• **Supplied information**:
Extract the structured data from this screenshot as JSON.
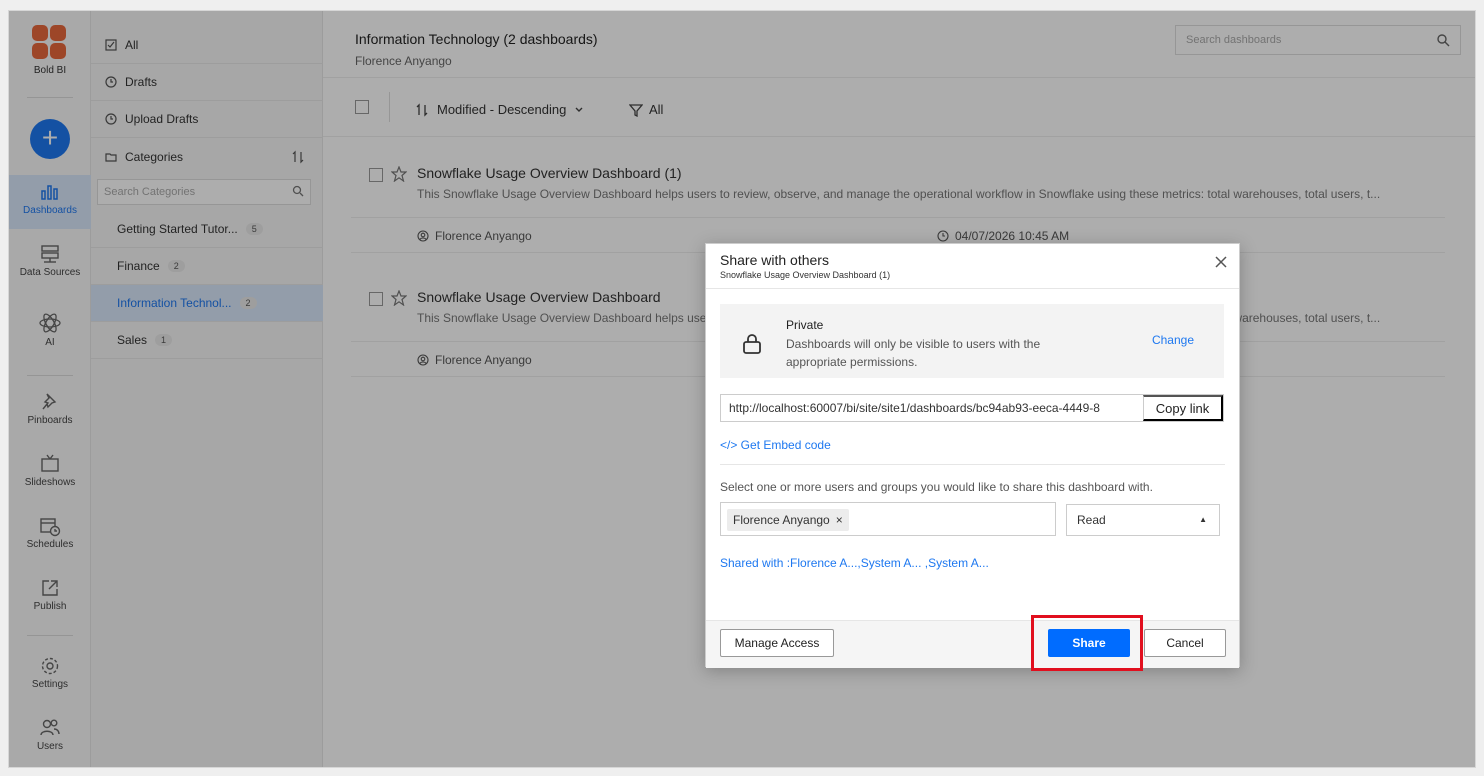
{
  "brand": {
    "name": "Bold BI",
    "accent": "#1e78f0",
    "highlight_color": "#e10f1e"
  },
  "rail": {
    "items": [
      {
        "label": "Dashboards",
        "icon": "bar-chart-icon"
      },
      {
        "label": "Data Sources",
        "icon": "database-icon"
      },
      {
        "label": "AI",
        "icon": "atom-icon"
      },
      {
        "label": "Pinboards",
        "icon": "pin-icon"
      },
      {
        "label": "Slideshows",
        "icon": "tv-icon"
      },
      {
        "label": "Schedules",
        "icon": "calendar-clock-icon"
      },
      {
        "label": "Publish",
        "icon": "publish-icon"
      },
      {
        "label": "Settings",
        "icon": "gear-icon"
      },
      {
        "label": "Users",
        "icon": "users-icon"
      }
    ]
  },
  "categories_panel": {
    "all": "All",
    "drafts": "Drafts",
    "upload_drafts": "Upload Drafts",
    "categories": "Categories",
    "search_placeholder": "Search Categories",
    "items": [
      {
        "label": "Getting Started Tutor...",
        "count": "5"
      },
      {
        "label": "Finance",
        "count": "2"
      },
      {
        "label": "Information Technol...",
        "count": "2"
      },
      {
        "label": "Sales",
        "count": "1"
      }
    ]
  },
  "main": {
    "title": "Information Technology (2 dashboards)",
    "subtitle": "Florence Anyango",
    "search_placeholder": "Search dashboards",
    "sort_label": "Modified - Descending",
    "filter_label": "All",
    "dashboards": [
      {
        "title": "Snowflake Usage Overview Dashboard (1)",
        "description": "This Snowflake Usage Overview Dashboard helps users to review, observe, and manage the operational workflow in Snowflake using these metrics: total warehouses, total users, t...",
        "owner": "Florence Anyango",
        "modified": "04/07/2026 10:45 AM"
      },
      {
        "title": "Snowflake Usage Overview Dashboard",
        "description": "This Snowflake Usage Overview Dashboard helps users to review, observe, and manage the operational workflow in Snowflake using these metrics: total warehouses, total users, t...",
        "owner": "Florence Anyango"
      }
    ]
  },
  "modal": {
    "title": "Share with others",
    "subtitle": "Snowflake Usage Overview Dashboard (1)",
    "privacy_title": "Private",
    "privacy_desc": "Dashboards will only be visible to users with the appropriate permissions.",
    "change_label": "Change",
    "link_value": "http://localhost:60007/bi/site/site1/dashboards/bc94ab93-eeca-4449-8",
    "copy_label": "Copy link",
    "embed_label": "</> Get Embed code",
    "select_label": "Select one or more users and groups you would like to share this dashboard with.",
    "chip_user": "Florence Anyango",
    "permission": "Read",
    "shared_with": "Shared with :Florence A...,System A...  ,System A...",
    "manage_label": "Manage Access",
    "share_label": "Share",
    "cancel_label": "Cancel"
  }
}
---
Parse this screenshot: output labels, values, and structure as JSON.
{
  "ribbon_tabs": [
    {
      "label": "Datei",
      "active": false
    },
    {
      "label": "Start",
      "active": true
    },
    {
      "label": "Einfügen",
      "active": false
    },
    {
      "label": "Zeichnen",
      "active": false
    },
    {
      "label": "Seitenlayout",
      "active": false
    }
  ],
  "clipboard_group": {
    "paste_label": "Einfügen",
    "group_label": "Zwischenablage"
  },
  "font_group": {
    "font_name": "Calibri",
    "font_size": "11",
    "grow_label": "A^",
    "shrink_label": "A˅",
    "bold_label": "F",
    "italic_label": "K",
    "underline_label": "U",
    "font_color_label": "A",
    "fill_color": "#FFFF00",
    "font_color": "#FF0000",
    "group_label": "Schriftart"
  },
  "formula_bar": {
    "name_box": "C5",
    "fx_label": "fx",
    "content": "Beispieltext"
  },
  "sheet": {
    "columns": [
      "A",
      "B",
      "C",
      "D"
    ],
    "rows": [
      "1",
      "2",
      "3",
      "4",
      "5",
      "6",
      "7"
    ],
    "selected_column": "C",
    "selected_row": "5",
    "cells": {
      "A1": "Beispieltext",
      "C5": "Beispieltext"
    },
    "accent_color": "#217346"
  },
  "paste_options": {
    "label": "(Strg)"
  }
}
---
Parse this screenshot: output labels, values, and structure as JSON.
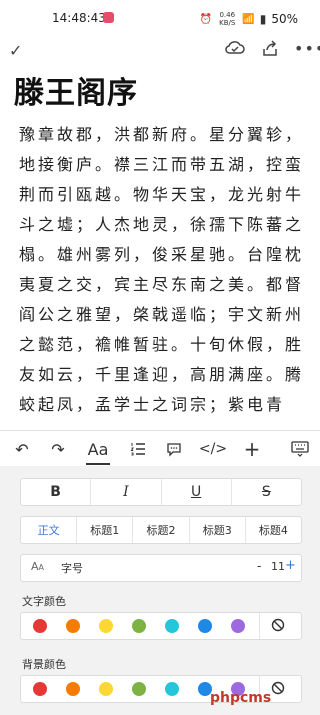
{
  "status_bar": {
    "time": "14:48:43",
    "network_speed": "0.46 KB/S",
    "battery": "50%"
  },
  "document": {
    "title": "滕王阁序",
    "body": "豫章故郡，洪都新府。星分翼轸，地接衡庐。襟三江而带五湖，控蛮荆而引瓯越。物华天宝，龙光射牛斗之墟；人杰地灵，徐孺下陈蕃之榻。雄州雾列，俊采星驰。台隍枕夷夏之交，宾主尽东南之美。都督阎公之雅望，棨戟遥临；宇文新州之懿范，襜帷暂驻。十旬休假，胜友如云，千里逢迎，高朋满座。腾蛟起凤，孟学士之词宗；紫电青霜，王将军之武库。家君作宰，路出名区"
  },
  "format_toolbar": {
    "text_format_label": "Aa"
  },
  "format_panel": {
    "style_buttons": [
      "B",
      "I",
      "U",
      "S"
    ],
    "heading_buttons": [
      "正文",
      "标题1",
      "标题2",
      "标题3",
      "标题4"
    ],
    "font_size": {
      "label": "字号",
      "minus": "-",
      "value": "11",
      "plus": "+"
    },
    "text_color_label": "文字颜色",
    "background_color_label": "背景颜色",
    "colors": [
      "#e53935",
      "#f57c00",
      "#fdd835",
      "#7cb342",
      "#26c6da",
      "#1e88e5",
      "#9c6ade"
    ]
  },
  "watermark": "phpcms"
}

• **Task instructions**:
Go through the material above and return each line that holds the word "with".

• **Output of the task**:
    "title": "Share with others",
    "privacy_desc": "Dashboards will only be visible to users with the appropriate permissions.",
    "select_label": "Select one or more users and groups you would like to share this dashboard with.",
    "shared_with": "Shared with :Florence A...,System A...  ,System A...",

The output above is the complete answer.